Regents have spirited civics debate

By Staff

The CU Board of Regents on Wednesday had a spirited discussion about the possibility of a graduation requirement related to civics, but ultimately withdrew a resolution that would have had the administration work with faculty to develop the requirement for CU students.

What started out as an update about progress on programming and certificates in civics education on the campuses turned into a lively back-and-forth about the role of the board in curriculum and graduation requirements.

Regent John Carson had prepared a resolution that would have requested a civics/public policy proposal to be submitted by the Benson Center for the Study of Western Civilization at CU Boulder to the board and administration.
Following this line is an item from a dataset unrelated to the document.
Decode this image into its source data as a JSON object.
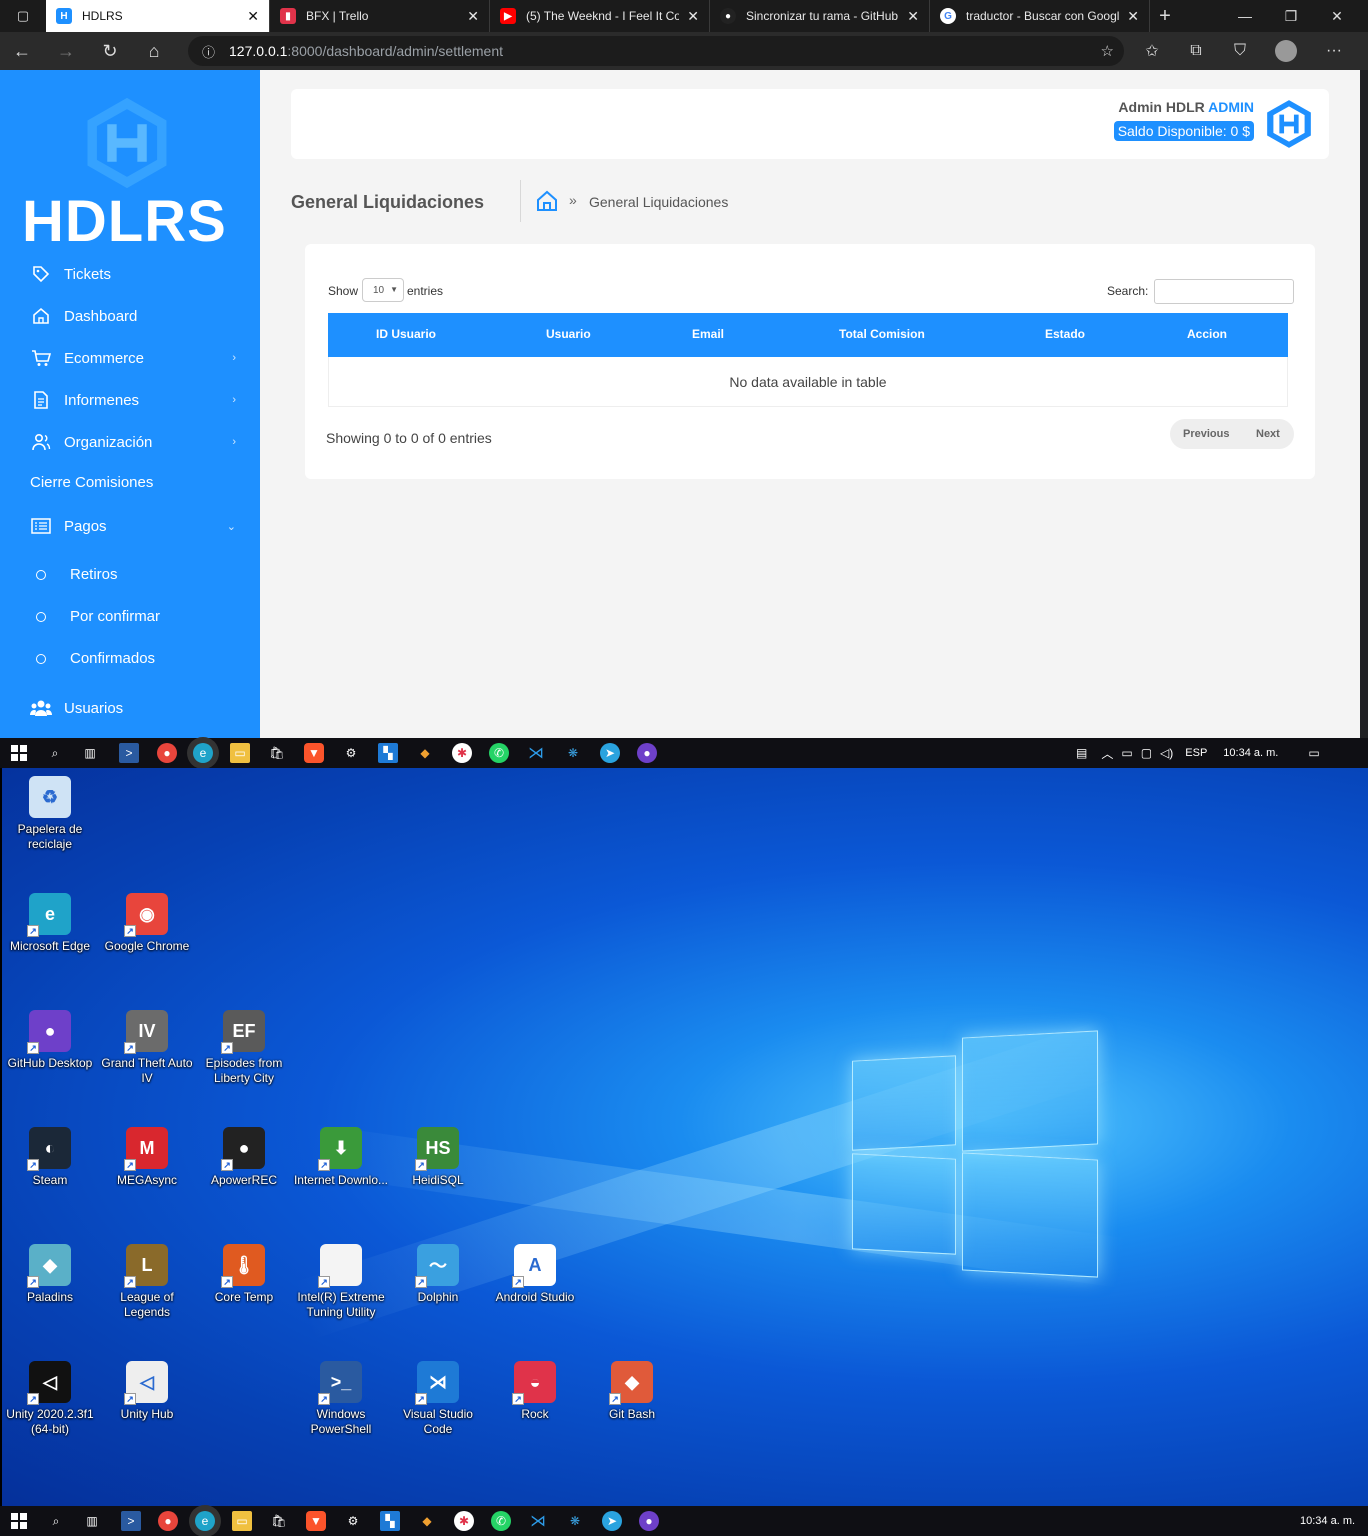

It also would have called for the faculty and administration to develop a civics graduation requirement “designed to ensure a college-level understanding of American government, the workings of its free institutions, and the context and origins of its core documents.” The proposed resolution would have had faculty develop the “civics literacy” graduation requirement.

When asked by the board how such a proposal would be received, CU Boulder Provost Russ Moore said that while the administration would welcome any proposal coming from the faculty, and that it would go through the normal approval process, the fact that it originated with the regents could lead to perceptions that it represents a hijacking of the curriculum.

Faculty Council Chair Joanne Addison concurred, saying the council would maintain it was “an overstep.”

While some regents protested that the proposed resolution had been “dropped in their laps” a week ago, others shared concern that the discussion about civics has been ongoing for five years.

After some discussion about the role of the board in curriculum and programming, it was suggested that the issue be referred to the regents’ University Affairs committee for further discussion. When the committee chair, Regent Linda Shoemaker, said it may be difficult to fit the discussion into the committee work plan, Regent Heidi Ganahl made a motion to the full board to consider Carson’s resolution. Regent Sue Sharkey seconded.

That led to considerably more discussion about the history of the civics initiative and the role of the board. Eventually, the resolution was withdrawn and the issue was referred to the board’s University Affairs committee, which next meets Jan. 17.

CU President Mark Kennedy said it was important that the discussion engage shared governance and said it was a good decision to send the issue to committee.